The European honey-buzzard has a fairly specialised diet, feeding on the nests, larvae, pupae and adults of social insects, such as wasps, bees and hornets. When hunting, the European honey-buzzard will perch or fly, watching for foraging insects. Once it has located a suitable prey item, it will follow the insect back to its nest, which it will break apart with its powerful feet, feeding on the contents as it digs (2) (4) (5) (8). The feet of the European honey-buzzard are well adapted for walking and digging, with straight claws and a covering of thick scales, which also act to protect the bird against stinging insects.
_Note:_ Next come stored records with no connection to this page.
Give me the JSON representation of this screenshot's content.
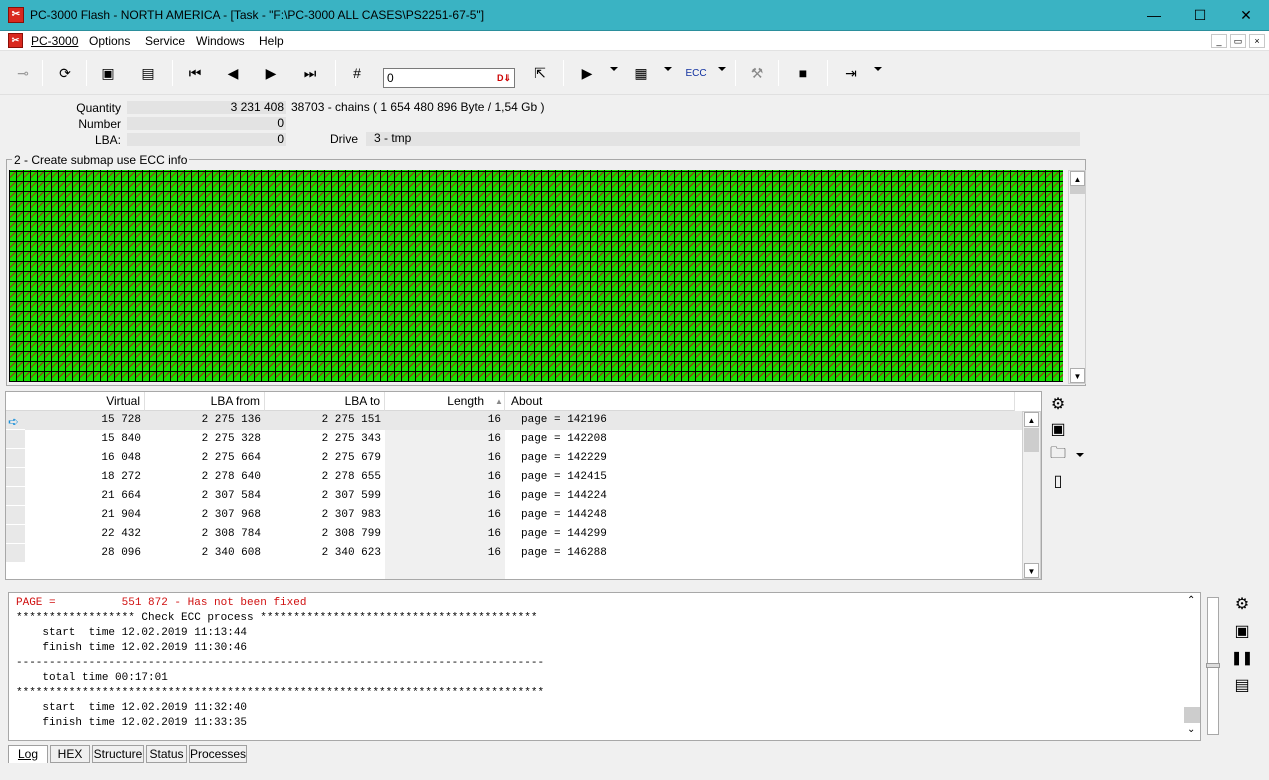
{
  "window": {
    "title": "PC-3000 Flash - NORTH AMERICA - [Task - \"F:\\PC-3000 ALL CASES\\PS2251-67-5\"]",
    "minimize": "—",
    "maximize": "☐",
    "close": "✕"
  },
  "menu": {
    "items": [
      "PC-3000",
      "Options",
      "Service",
      "Windows",
      "Help"
    ],
    "mdi": [
      "_",
      "▭",
      "×"
    ]
  },
  "toolbar": {
    "input_value": "0",
    "input_button": "D⇓",
    "ecc_label": "ECC"
  },
  "info": {
    "quantity_label": "Quantity",
    "quantity_value": "3 231 408",
    "chains": "38703 - chains  ( 1 654 480 896 Byte /  1,54 Gb )",
    "number_label": "Number",
    "number_value": "0",
    "lba_label": "LBA:",
    "lba_value": "0",
    "drive_label": "Drive",
    "drive_value": "3 - tmp"
  },
  "map_panel": {
    "title": "2 - Create submap use ECC info"
  },
  "table": {
    "columns": [
      "Virtual",
      "LBA from",
      "LBA to",
      "Length",
      "About"
    ],
    "rows": [
      [
        "15 728",
        "2 275 136",
        "2 275 151",
        "16",
        "page = 142196"
      ],
      [
        "15 840",
        "2 275 328",
        "2 275 343",
        "16",
        "page = 142208"
      ],
      [
        "16 048",
        "2 275 664",
        "2 275 679",
        "16",
        "page = 142229"
      ],
      [
        "18 272",
        "2 278 640",
        "2 278 655",
        "16",
        "page = 142415"
      ],
      [
        "21 664",
        "2 307 584",
        "2 307 599",
        "16",
        "page = 144224"
      ],
      [
        "21 904",
        "2 307 968",
        "2 307 983",
        "16",
        "page = 144248"
      ],
      [
        "22 432",
        "2 308 784",
        "2 308 799",
        "16",
        "page = 144299"
      ],
      [
        "28 096",
        "2 340 608",
        "2 340 623",
        "16",
        "page = 146288"
      ]
    ]
  },
  "log": {
    "lines": [
      "PAGE =          551 872 - Has not been fixed",
      "****************** Check ECC process ******************************************",
      "    start  time 12.02.2019 11:13:44",
      "    finish time 12.02.2019 11:30:46",
      "--------------------------------------------------------------------------------",
      "    total time 00:17:01",
      "********************************************************************************",
      "    start  time 12.02.2019 11:32:40",
      "    finish time 12.02.2019 11:33:35"
    ],
    "first_line_color": "#d01010"
  },
  "tabs": [
    "Log",
    "HEX",
    "Structure",
    "Status",
    "Processes"
  ],
  "colors": {
    "titlebar": "#3ab3c3",
    "map_good": "#16e000",
    "map_mark": "#a32a18"
  }
}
In addition, the face is covered in small, scale-like feathers, to prevent the bird from being stung as it feeds (4) (8). In periods when the main prey items are scarce, the European honey-buzzard is capable of feeding on other insect species, as well as on amphibians, small reptiles and mammals, the nestlings and eggs of other birds, and also fruits and berries (4) (6) (7) (8).
Breeding occurs during the summer months, from mid-June onwards, and is timed to correspond with peaks in abundance of bees and wasps. The nest is built in a tree, 10 to 30 metres off the ground, and is constructed of twigs and many green, leafy branches and other live plant materials, and lined with leaves (2) (4). The nest of the European honey-buzzard, which is normally newly built by the female each year, may sometimes use the foundations of an old squirrel, crow, or buzzard nest (6) (8). Following a courtship where the male European honey-buzzard will perform an undulating ‘sky-dance’, swooping, gliding, and quivering in the air, the pair will mate, and the female will produce a clutch of between one and three eggs, although most often two eggs are laid (6) (7) (8). The male and female take turns to incubate the eggs for 30 to 35 days, and, after hatching, the chicks are fed by both of the adult birds, before fledging at 40 to 44 days, and becoming independent at 75 to 100 days (2) (4) (8).